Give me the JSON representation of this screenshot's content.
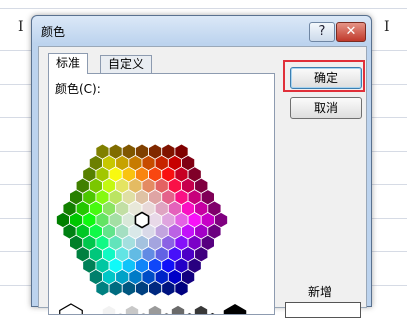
{
  "dialog": {
    "title": "颜色",
    "help_symbol": "?",
    "close_symbol": "✕",
    "tabs": [
      {
        "label": "标准",
        "active": true
      },
      {
        "label": "自定义",
        "active": false
      }
    ],
    "colors_label": "颜色(C):",
    "ok_label": "确定",
    "cancel_label": "取消",
    "new_label": "新增",
    "highlight_color": "#e0303a"
  },
  "background": {
    "cursor_glyph": "I"
  },
  "icons": {
    "help": "question-mark-icon",
    "close": "close-icon"
  }
}
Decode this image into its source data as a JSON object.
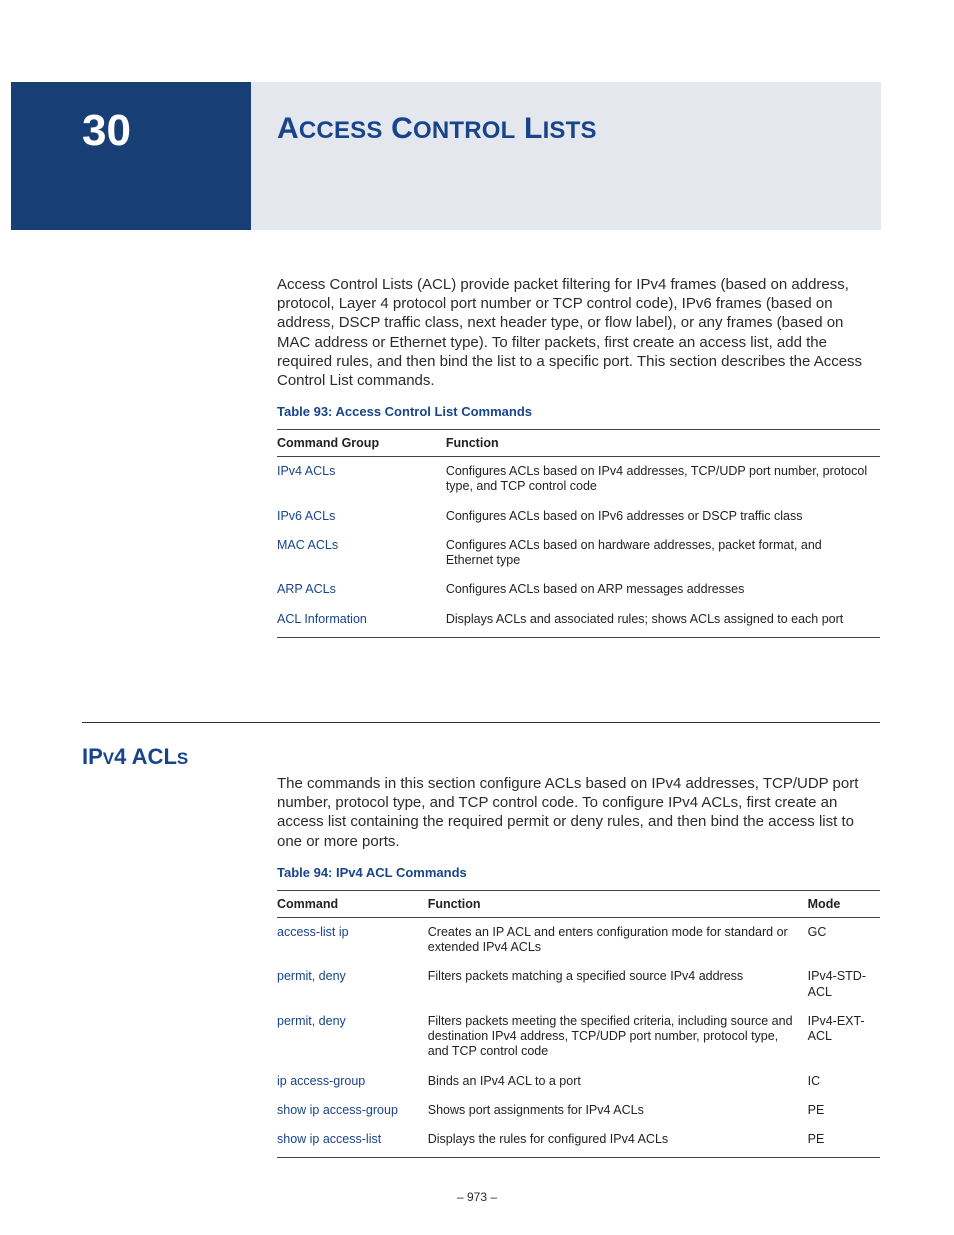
{
  "chapter": {
    "number": "30",
    "title_parts": [
      "A",
      "CCESS",
      " C",
      "ONTROL",
      " L",
      "ISTS"
    ]
  },
  "intro": "Access Control Lists (ACL) provide packet filtering for IPv4 frames (based on address, protocol, Layer 4 protocol port number or TCP control code), IPv6 frames (based on address, DSCP traffic class, next header type, or flow label), or any frames (based on MAC address or Ethernet type). To filter packets, first create an access list, add the required rules, and then bind the list to a specific port. This section describes the Access Control List commands.",
  "table93": {
    "title": "Table 93: Access Control List Commands",
    "headers": {
      "group": "Command Group",
      "function": "Function"
    },
    "rows": [
      {
        "group": "IPv4 ACLs",
        "fn": "Configures ACLs based on IPv4 addresses, TCP/UDP port number, protocol type, and TCP control code"
      },
      {
        "group": "IPv6 ACLs",
        "fn": "Configures ACLs based on IPv6 addresses or DSCP traffic class"
      },
      {
        "group": "MAC ACLs",
        "fn": "Configures ACLs based on hardware addresses, packet format, and Ethernet type"
      },
      {
        "group": "ARP ACLs",
        "fn": "Configures ACLs based on ARP messages addresses"
      },
      {
        "group": "ACL Information",
        "fn": "Displays ACLs and associated rules; shows ACLs assigned to each port"
      }
    ]
  },
  "section": {
    "title_parts": [
      "IP",
      "V",
      "4 ACL",
      "S"
    ]
  },
  "section_intro": "The commands in this section configure ACLs based on IPv4 addresses, TCP/UDP port number, protocol type, and TCP control code. To configure IPv4 ACLs, first create an access list containing the required permit or deny rules, and then bind the access list to one or more ports.",
  "table94": {
    "title": "Table 94: IPv4 ACL Commands",
    "headers": {
      "cmd": "Command",
      "function": "Function",
      "mode": "Mode"
    },
    "rows": [
      {
        "cmd": "access-list ip",
        "fn": "Creates an IP ACL and enters configuration mode for standard or extended IPv4 ACLs",
        "mode": "GC"
      },
      {
        "cmd": "permit, deny",
        "fn": "Filters packets matching a specified source IPv4 address",
        "mode": "IPv4-STD-ACL"
      },
      {
        "cmd": "permit, deny",
        "fn": "Filters packets meeting the specified criteria, including source and destination IPv4 address, TCP/UDP port number, protocol type, and TCP control code",
        "mode": "IPv4-EXT-ACL"
      },
      {
        "cmd": "ip access-group",
        "fn": "Binds an IPv4 ACL to a port",
        "mode": "IC"
      },
      {
        "cmd": "show ip access-group",
        "fn": "Shows port assignments for IPv4 ACLs",
        "mode": "PE"
      },
      {
        "cmd": "show ip access-list",
        "fn": "Displays the rules for configured IPv4 ACLs",
        "mode": "PE"
      }
    ]
  },
  "page_number": "–  973  –"
}
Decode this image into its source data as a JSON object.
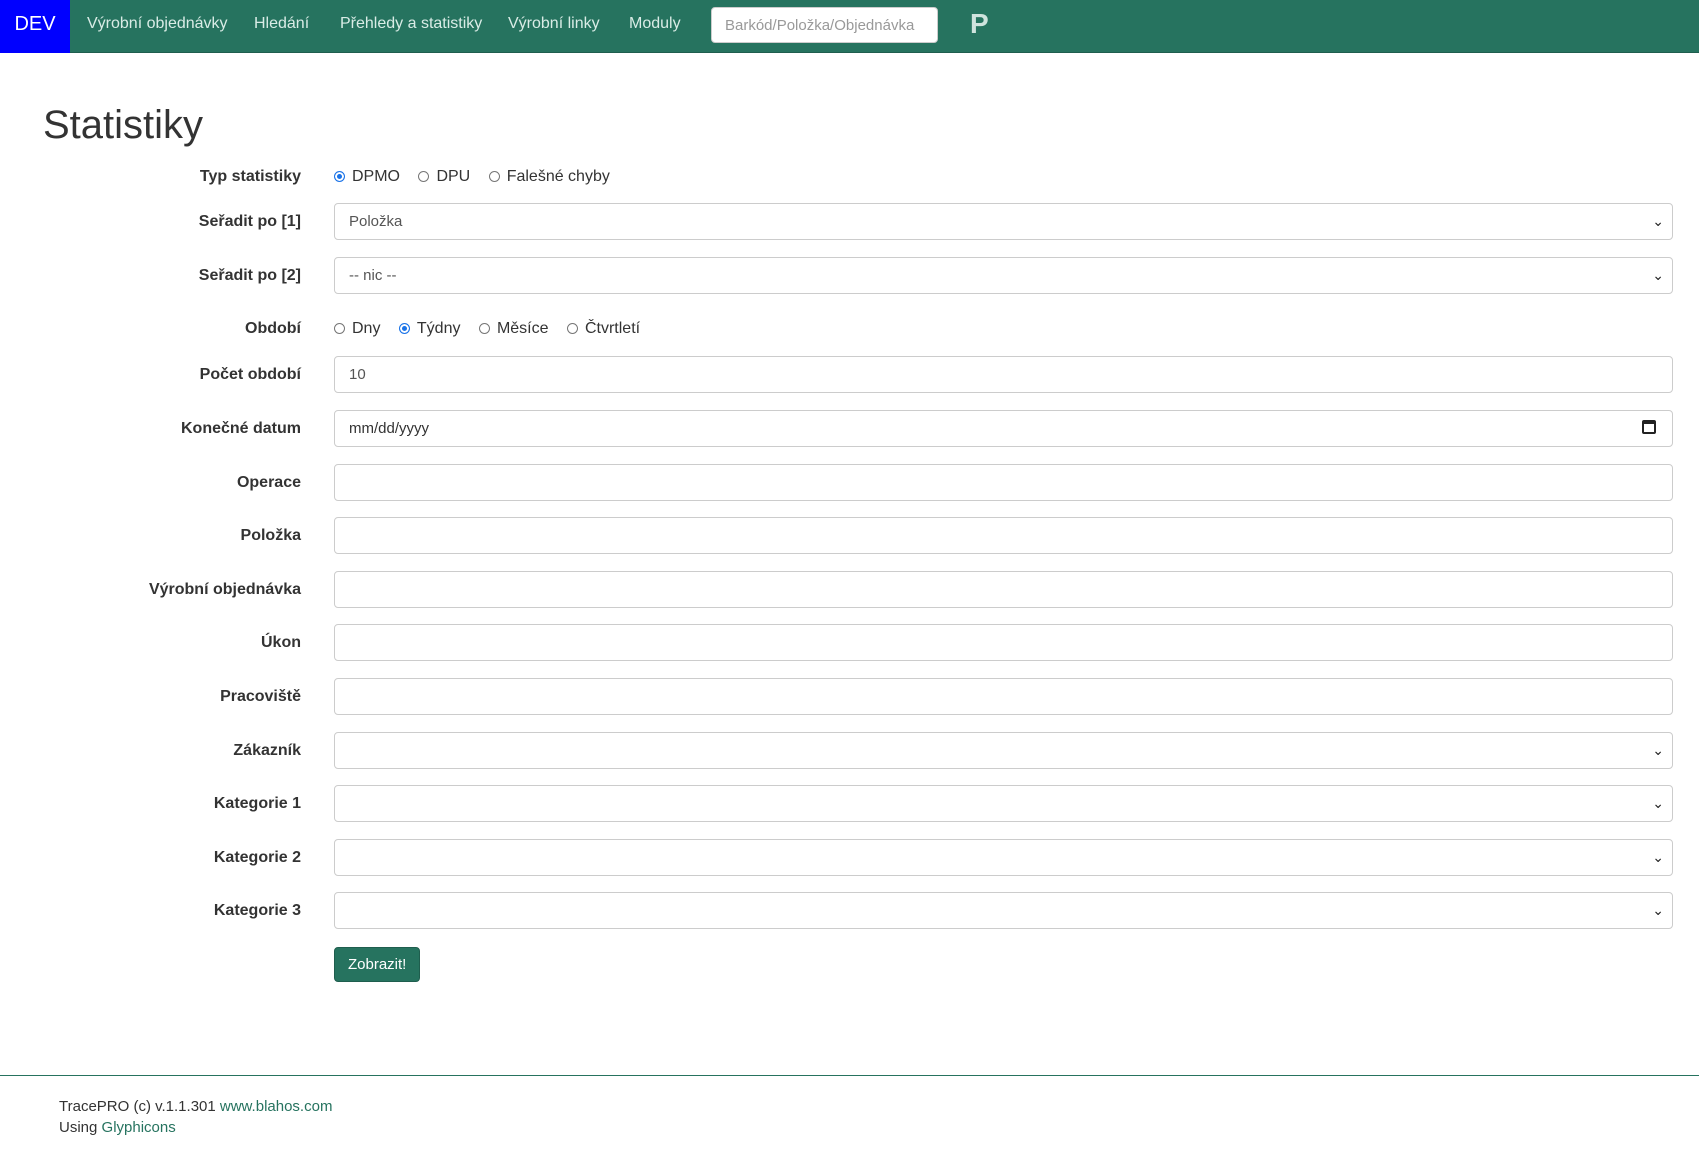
{
  "navbar": {
    "brand": "DEV",
    "items": [
      "Výrobní objednávky",
      "Hledání",
      "Přehledy a statistiky",
      "Výrobní linky",
      "Moduly"
    ],
    "search_placeholder": "Barkód/Položka/Objednávka",
    "extra": "P"
  },
  "page": {
    "title": "Statistiky"
  },
  "form": {
    "typ": {
      "label": "Typ statistiky",
      "options": [
        "DPMO",
        "DPU",
        "Falešné chyby"
      ],
      "selected": "DPMO"
    },
    "sort1": {
      "label": "Seřadit po [1]",
      "value": "Položka"
    },
    "sort2": {
      "label": "Seřadit po [2]",
      "value": "-- nic --"
    },
    "obdobi": {
      "label": "Období",
      "options": [
        "Dny",
        "Týdny",
        "Měsíce",
        "Čtvrtletí"
      ],
      "selected": "Týdny"
    },
    "pocet": {
      "label": "Počet období",
      "value": "10"
    },
    "datum": {
      "label": "Konečné datum",
      "placeholder": "mm/dd/yyyy"
    },
    "operace": {
      "label": "Operace",
      "value": ""
    },
    "polozka": {
      "label": "Položka",
      "value": ""
    },
    "objednavka": {
      "label": "Výrobní objednávka",
      "value": ""
    },
    "ukon": {
      "label": "Úkon",
      "value": ""
    },
    "pracoviste": {
      "label": "Pracoviště",
      "value": ""
    },
    "zakaznik": {
      "label": "Zákazník",
      "value": ""
    },
    "kat1": {
      "label": "Kategorie 1",
      "value": ""
    },
    "kat2": {
      "label": "Kategorie 2",
      "value": ""
    },
    "kat3": {
      "label": "Kategorie 3",
      "value": ""
    },
    "submit_label": "Zobrazit!"
  },
  "footer": {
    "copyright": "TracePRO (c) v.1.1.301",
    "site_link": "www.blahos.com",
    "using": "Using",
    "glyph_link": "Glyphicons"
  },
  "colors": {
    "navbar": "#26735f",
    "brand": "#0000ff",
    "radio_checked": "#1a73e8"
  }
}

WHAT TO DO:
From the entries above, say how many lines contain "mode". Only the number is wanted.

YOUR RESPONSE:
8